About this exercise. Track down every line below that holds "reflection" and copy it.

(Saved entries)

--------------------------------------------------

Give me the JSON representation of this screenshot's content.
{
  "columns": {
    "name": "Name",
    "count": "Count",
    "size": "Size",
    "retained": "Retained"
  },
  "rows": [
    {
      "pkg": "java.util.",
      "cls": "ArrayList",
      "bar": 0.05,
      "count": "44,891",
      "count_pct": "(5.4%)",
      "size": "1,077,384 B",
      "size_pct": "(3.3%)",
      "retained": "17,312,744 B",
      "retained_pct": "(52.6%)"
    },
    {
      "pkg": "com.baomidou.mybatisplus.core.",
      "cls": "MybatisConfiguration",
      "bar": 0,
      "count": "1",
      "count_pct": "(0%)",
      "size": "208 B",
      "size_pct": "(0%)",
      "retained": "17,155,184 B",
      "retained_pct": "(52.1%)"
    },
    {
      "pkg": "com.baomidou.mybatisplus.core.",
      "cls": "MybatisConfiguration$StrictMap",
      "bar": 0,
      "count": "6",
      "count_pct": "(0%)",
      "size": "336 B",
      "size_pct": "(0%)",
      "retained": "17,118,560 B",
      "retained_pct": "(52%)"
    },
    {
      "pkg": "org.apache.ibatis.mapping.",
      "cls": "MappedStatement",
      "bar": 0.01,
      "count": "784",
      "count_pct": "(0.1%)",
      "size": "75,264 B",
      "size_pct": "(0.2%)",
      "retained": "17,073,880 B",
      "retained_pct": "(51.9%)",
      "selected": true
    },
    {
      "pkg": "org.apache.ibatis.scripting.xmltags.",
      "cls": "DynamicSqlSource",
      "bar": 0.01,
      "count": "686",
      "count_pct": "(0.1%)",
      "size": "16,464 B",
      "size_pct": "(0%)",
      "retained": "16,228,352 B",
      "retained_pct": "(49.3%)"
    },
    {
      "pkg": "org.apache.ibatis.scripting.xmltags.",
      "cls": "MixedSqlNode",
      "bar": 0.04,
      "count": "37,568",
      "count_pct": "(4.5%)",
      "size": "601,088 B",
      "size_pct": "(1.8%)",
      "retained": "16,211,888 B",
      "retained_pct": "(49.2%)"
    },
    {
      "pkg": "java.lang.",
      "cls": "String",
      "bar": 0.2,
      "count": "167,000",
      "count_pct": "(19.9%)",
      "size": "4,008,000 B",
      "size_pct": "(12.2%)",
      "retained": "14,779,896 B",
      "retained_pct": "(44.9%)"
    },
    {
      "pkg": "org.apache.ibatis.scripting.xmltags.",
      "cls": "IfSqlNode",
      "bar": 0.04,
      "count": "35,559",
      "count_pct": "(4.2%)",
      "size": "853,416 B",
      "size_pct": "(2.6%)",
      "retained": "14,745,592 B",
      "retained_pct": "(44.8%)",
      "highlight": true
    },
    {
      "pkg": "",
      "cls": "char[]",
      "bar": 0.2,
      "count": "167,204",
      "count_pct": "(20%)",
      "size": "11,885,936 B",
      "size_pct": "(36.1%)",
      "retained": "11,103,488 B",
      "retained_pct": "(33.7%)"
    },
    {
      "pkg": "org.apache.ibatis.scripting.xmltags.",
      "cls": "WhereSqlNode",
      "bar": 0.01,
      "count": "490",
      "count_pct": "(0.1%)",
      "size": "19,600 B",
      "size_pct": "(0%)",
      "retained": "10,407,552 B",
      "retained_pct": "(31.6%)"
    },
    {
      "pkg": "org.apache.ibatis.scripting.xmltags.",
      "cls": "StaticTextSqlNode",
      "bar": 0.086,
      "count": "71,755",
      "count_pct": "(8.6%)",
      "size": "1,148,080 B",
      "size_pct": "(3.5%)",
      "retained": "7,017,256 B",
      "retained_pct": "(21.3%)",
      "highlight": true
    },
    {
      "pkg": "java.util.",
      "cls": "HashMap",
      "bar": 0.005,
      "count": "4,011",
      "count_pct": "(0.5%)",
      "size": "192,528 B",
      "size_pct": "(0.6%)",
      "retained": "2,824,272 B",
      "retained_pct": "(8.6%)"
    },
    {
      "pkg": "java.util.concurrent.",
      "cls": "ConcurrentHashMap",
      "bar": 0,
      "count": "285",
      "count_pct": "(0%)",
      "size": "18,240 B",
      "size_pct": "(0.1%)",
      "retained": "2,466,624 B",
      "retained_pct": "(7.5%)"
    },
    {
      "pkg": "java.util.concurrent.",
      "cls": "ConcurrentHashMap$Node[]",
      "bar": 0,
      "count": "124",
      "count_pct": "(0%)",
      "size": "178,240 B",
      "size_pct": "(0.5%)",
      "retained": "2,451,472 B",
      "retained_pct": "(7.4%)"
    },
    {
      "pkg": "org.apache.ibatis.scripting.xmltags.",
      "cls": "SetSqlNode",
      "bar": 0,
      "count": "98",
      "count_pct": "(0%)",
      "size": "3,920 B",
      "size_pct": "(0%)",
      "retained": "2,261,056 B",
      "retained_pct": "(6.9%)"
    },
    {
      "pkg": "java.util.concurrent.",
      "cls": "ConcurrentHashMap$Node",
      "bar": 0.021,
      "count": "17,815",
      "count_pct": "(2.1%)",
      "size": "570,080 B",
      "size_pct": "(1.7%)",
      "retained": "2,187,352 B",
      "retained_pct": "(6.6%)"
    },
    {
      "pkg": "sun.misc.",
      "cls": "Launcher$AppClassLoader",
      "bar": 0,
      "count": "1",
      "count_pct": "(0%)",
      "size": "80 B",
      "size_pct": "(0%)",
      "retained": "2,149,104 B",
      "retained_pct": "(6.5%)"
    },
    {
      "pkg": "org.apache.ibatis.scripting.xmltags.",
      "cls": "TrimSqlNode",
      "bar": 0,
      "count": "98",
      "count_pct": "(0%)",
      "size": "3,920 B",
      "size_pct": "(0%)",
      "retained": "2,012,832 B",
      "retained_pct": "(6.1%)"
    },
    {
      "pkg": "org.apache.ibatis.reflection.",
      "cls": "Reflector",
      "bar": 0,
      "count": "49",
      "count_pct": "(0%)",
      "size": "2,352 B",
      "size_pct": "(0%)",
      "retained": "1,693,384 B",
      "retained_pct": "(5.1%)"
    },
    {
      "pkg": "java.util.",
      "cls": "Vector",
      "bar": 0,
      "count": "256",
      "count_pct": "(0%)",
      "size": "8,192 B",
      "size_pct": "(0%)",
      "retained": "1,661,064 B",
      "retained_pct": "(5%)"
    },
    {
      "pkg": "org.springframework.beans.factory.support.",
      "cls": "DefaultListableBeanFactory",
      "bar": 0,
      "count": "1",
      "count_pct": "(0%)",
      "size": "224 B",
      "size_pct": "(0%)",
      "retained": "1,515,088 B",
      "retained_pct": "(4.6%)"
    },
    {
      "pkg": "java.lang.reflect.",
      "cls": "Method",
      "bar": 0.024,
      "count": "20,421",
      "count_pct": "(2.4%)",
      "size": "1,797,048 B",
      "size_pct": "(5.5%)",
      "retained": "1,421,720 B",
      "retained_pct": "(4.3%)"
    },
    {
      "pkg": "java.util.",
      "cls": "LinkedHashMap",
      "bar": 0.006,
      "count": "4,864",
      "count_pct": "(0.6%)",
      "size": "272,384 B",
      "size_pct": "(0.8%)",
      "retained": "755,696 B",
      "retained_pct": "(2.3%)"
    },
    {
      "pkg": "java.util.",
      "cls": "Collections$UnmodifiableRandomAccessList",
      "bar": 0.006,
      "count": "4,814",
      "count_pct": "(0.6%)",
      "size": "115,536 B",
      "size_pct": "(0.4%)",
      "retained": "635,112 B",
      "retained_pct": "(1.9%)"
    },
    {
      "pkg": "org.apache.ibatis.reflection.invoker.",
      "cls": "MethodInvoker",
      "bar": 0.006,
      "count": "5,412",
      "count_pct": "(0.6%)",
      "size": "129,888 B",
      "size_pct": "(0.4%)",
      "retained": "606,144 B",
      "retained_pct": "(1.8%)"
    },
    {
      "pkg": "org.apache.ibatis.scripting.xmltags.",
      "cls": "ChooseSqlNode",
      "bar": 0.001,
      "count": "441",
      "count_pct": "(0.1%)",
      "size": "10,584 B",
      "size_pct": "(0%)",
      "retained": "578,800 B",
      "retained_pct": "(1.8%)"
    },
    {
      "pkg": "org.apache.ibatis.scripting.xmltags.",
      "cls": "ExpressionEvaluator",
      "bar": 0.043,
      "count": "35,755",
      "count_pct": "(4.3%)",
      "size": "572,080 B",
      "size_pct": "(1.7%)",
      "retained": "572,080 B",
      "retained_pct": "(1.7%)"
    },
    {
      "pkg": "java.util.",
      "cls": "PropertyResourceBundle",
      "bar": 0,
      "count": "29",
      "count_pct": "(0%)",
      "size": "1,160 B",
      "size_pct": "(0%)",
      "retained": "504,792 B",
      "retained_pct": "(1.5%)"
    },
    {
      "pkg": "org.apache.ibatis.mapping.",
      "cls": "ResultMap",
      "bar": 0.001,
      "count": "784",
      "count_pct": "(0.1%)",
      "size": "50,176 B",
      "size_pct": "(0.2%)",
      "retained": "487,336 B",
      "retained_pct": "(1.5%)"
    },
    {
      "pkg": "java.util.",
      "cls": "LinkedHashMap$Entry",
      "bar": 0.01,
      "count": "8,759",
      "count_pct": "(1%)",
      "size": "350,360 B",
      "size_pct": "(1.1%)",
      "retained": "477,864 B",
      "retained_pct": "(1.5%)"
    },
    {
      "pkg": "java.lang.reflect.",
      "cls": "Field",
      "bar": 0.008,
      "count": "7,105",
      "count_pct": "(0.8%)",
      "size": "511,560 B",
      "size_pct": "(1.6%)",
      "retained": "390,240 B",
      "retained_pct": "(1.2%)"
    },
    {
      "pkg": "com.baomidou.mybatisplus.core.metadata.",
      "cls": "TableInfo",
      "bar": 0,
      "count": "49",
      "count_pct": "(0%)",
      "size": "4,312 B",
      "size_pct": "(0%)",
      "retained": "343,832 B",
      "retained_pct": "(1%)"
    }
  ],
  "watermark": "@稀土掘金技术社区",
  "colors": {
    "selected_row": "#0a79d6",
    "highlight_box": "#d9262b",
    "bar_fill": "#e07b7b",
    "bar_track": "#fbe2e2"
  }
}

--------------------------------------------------

Your response.
      "pkg": "org.apache.ibatis.reflection.",
      "pkg": "org.apache.ibatis.reflection.invoker.",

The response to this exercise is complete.